$ LC_ALL= /opt/ssods4/etc/init.d/rc.ssods start

This will output something like this:

SSODS: checking system ..... OK.
Starting SqueezeboxServer .. skipping, auto start is disabled.
Updating /opt/ssods4/etc/sudoers .. OK.
Starting thttpd-ssods ...... OK.

Ignore any warnings related to «locales» you may see in addition to the above output.

6. Make SSODS/SSOTS/SSOEZ autostart on boot

Link SSODS into the system startup and shutdown scripts.


$ mkdir -p /usr/local/etc/rc.d/
$ ln -s /opt/ssods4/etc/init.d/rc.ssods /usr/local/etc/rc.d/

Details are available here.

TurboStation (WARNING: untested! Get help in QNAP’s forum if you need):

Either this command (e.g. arm based TS):

$ mount -t ext2 /dev/mtdblock5 /tmp/config

Or this command (e.g. atom based TS):

$ mount -t ext2 /dev/sdx6 /tmp/config

Edit /tmp/config/ (create it if necessary) and add the «ln» command from 3. and the start command from 5.

$ chmod a+rx /tmp/config
$ umount /tmp/config

Detailed information on this can be found here: QnapWiki:Running_Your_Own_Application_at_Startup

eTRAYz (untested, please let me know if it works)

$ ln -s /opt/ssods4/etc/init.d/rc.ssods  /etc/rc3.d/S99ssods
$ ln -s /opt/ssods4/etc/init.d/rc.ssods  /etc/rc6.d/K11ssods
$ ln -s /opt/ssods4/etc/init.d/rc.ssods  /etc/rc0.d/K11ssods

7. Install Squeezebox Server

Open web broser and go to: http://ip_address_of_machine_ssods_is_installed_on:9099

Click «Install» and follow the instructions.

8. Install SBS Customisations

There’s now a module for SBS that customises several things in SBS for SSODS et al. E.g. it allows to restart SBS when changing the plugin settings in the SBS preferences.

The file is included with SSODS and can be enabled (installed) on the SSODS «Settings» page. It may or may not work, depending on the SBS version you are using.

You need to restart SBS in order to activate the customisations. Once it’s active you should see more detailed system info on the about page of the SBS server settings page (in the SBS web interface).

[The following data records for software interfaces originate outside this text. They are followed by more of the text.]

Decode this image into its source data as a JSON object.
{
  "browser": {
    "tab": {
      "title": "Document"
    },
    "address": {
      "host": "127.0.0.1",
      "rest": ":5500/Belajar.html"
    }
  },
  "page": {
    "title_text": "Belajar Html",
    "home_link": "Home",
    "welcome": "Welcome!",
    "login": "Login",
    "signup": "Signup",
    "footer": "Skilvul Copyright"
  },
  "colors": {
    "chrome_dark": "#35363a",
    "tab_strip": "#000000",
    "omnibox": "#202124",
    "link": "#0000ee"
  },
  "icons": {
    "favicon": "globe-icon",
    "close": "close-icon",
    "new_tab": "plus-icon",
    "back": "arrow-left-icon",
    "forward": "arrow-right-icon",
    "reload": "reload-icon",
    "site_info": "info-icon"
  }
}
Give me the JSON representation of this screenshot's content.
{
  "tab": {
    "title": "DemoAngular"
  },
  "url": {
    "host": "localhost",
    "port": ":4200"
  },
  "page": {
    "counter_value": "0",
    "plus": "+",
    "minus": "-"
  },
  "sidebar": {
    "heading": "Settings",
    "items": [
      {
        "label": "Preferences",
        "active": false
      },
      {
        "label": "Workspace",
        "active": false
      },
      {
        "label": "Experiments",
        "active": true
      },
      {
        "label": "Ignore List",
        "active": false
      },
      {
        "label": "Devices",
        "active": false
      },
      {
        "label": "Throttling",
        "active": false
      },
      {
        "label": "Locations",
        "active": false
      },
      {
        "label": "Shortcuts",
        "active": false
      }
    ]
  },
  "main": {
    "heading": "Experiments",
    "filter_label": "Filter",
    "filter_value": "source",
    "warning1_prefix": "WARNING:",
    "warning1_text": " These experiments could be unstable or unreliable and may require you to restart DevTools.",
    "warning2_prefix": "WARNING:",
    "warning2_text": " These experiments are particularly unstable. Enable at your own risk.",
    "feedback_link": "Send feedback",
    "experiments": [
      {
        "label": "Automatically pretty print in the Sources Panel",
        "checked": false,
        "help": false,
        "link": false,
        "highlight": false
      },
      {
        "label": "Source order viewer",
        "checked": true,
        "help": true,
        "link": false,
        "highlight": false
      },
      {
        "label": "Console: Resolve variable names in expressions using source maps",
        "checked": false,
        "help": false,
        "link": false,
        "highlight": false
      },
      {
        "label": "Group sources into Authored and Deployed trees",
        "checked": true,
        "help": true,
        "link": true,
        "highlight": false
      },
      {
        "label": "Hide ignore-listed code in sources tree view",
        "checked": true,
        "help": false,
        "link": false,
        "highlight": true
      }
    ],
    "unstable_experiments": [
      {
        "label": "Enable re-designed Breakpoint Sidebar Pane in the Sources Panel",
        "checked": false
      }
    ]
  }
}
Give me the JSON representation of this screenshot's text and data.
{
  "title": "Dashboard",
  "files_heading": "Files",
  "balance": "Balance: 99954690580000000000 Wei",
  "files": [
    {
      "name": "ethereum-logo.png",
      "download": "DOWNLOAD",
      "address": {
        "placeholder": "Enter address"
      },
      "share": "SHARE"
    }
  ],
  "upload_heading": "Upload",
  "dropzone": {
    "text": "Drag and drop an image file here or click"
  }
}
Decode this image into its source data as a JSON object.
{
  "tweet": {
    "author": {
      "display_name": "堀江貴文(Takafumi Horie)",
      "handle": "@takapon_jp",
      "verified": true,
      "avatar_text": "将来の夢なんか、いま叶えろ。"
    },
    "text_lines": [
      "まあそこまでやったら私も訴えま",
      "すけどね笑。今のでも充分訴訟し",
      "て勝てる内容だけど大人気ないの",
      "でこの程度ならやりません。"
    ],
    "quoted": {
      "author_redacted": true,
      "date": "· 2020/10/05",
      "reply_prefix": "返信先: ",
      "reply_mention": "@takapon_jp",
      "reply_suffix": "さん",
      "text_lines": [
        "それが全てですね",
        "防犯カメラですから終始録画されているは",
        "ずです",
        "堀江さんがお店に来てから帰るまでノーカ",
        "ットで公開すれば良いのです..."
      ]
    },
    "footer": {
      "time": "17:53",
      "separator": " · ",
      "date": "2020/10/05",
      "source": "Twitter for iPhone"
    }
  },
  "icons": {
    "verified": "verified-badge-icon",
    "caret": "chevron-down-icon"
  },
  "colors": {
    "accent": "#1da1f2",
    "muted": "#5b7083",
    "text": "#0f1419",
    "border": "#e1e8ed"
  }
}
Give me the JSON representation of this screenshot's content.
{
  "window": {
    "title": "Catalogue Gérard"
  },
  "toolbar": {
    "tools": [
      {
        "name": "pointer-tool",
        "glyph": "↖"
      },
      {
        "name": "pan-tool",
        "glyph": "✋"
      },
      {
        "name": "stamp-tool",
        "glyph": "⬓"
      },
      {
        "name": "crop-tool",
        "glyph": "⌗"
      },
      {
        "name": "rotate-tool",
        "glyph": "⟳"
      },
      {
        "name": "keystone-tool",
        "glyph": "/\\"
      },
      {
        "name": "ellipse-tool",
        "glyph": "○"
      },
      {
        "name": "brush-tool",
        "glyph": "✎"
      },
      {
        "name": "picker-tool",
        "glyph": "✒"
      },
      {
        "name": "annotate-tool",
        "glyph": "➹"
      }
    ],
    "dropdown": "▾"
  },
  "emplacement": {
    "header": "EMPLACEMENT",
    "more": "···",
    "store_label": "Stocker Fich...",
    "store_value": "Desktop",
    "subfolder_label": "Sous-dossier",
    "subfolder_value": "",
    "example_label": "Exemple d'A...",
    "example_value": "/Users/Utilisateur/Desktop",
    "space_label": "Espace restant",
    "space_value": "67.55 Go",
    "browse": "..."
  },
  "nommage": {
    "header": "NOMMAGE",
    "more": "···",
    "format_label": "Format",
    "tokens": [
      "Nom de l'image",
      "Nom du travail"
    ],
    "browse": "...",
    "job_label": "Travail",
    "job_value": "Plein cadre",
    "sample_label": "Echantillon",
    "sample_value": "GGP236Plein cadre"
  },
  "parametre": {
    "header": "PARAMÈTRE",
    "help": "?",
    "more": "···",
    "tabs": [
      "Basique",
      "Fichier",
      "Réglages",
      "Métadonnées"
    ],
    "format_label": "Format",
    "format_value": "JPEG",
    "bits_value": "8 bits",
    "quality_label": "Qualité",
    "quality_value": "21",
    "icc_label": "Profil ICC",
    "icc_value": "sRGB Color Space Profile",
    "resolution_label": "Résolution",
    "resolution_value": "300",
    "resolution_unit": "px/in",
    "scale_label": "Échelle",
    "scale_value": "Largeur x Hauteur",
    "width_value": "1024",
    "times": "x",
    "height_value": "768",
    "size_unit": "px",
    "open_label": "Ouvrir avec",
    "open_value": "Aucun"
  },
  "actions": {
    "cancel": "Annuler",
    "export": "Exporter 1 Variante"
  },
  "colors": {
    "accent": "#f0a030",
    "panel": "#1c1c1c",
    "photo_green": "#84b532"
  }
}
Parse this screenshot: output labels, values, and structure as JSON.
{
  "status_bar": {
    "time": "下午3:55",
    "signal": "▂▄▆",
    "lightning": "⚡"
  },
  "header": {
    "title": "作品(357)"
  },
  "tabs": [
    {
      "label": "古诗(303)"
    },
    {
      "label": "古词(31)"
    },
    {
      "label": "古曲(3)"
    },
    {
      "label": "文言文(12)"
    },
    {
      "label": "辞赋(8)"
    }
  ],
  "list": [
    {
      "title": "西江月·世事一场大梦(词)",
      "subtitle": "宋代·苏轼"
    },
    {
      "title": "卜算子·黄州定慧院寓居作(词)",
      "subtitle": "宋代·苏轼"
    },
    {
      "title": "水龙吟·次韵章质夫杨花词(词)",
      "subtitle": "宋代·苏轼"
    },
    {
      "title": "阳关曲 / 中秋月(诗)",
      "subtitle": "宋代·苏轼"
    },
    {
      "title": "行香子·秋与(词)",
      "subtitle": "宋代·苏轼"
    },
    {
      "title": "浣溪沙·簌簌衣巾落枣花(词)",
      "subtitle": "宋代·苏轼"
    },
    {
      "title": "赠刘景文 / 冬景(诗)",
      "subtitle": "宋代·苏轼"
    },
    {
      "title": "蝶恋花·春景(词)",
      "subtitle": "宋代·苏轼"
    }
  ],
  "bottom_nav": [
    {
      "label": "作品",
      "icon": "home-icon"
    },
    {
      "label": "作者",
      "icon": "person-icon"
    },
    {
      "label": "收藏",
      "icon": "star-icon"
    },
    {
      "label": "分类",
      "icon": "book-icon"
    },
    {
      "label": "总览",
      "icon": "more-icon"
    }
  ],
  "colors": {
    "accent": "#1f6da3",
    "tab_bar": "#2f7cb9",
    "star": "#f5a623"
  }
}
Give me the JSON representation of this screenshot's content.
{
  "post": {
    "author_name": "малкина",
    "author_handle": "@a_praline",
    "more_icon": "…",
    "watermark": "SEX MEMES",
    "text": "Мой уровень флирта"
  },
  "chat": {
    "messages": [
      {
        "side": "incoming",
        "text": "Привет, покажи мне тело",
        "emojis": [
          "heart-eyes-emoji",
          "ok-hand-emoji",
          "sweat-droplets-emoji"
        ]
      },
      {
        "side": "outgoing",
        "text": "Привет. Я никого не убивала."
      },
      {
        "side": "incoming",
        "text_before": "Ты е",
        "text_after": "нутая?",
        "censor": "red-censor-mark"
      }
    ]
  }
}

9. Warnings, Bugs, Security

Note that little care has been taken to make this a «secure» installation. Do NOT expose it to the internets, keep it only in your local fully trusted LAN. You have read the warnings, haven’t you?

A particular nasty bug in the Bash shell has recently been discovered (see wikipedia for details). The versions of Bash included in the SSODS packages are affected.

Hence, you should probably uninstall SSODS and not use it anymore. A work-around might be stopping the affected part of SSODS, namely the SSODS admin webserver. This is what runs the bash in a way that makes an attack possible. You can disable the webserver from being started by removing its startup script:

$ rm /opt/ssods4/etc/init.d/thttpd-ssods

Or you move it somewhere else so that you can manually start the webserver only when you need it:

$ mv /opt/ssods4/etc/init.d/thttpd-ssods /opt/ssods4/bin
$ /opt/ssods4/bin/thttpd-ssods start
$ /opt/ssods4/bin/thttpd-ssods stop

Note that all of this is untested. YMMV. The «official» word is: uninstall SSODS and don’t use it anymore.